■ **GIVEN RECORDS**
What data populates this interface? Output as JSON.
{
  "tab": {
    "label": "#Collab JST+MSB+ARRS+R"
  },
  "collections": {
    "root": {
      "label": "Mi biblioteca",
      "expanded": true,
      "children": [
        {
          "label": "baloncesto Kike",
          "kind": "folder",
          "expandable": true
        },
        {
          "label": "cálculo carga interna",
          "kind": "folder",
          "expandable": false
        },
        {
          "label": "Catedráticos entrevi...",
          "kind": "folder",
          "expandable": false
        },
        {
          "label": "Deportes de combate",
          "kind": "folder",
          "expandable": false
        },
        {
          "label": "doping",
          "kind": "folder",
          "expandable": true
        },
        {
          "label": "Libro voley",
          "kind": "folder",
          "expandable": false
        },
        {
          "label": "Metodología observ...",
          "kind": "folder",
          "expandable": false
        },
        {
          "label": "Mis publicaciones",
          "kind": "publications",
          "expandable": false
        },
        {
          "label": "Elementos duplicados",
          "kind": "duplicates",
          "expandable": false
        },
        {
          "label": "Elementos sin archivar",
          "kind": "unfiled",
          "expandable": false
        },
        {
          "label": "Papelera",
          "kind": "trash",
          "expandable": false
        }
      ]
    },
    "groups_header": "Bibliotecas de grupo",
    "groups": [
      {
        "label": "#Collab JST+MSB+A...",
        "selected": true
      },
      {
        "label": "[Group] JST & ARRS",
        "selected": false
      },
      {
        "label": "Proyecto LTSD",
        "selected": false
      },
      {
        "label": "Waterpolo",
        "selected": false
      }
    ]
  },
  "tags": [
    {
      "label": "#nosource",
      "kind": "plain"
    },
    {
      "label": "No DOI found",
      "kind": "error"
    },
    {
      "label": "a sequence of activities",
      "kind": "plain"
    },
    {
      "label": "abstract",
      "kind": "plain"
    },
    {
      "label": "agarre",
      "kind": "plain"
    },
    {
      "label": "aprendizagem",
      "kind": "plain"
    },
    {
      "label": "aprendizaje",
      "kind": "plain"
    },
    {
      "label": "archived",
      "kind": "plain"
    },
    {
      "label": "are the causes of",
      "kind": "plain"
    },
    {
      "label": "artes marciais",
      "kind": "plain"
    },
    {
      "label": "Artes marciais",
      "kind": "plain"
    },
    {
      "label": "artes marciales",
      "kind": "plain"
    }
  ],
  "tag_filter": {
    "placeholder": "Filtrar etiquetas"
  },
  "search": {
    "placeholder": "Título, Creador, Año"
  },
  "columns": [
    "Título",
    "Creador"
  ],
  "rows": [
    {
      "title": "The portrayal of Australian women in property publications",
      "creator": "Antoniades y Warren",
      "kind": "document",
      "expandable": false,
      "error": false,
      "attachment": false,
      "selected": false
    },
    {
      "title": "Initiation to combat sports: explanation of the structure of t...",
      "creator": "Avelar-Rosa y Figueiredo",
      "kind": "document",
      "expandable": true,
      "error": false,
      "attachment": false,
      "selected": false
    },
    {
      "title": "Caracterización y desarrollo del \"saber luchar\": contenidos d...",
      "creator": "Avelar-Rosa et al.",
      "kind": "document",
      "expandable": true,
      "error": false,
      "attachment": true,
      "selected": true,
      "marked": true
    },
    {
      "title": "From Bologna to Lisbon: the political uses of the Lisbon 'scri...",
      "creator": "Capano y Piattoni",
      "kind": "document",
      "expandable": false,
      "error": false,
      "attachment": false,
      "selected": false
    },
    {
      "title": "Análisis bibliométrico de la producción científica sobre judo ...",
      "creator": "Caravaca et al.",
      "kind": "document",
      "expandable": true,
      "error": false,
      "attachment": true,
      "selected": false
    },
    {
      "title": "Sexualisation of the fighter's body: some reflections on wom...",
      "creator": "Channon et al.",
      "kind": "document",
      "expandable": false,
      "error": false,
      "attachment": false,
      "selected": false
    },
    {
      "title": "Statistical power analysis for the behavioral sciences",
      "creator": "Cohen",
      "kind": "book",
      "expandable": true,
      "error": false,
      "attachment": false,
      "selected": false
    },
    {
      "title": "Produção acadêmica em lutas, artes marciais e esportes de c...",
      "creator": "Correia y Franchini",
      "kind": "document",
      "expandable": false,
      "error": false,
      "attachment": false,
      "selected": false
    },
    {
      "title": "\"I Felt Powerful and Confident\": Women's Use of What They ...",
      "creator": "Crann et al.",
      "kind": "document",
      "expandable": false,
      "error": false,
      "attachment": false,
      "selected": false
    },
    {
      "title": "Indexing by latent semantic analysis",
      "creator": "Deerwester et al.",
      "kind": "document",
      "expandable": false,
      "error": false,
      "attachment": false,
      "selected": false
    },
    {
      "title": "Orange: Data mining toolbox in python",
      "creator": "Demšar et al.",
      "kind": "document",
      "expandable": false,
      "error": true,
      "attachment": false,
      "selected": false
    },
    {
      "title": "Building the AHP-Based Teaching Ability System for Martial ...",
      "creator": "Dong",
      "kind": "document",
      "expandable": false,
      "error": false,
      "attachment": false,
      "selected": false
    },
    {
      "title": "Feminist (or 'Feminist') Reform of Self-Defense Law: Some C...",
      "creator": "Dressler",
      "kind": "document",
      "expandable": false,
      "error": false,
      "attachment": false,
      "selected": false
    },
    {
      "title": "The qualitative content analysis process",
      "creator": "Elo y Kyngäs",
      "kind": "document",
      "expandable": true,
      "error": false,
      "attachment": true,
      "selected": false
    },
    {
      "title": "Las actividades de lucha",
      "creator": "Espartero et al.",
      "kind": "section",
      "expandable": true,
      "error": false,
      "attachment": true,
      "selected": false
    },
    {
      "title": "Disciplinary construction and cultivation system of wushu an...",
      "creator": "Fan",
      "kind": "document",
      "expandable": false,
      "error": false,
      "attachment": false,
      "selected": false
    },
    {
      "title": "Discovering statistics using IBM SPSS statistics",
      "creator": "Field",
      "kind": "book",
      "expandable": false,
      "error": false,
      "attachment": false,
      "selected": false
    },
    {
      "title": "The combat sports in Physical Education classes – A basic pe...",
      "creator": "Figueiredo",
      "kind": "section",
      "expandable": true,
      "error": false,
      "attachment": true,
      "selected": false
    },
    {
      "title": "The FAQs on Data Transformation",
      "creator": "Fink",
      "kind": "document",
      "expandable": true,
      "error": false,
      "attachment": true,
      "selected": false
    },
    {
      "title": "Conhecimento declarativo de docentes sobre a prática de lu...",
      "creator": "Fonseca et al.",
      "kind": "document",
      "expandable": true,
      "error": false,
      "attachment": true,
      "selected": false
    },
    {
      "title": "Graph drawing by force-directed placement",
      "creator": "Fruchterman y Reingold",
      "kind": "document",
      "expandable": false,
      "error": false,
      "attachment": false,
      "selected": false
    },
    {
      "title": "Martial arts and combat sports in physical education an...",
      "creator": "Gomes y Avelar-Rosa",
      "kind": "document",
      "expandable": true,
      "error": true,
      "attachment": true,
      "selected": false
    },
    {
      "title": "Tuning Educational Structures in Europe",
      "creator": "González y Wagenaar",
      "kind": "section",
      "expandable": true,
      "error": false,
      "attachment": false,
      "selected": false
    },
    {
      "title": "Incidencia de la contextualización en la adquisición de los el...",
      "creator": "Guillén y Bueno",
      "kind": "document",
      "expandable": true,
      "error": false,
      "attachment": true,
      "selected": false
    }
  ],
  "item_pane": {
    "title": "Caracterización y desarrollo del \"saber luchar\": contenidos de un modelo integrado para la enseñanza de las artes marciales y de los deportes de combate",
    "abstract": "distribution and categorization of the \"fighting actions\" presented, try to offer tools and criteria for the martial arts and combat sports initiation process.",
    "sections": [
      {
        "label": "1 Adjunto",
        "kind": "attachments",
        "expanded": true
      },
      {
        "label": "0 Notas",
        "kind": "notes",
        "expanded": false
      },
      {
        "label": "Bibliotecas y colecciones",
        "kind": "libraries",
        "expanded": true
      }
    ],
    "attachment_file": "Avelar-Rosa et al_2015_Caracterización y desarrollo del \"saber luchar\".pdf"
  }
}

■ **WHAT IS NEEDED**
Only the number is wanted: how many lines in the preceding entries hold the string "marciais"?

■ **OUTPUT OF THE TASK**
3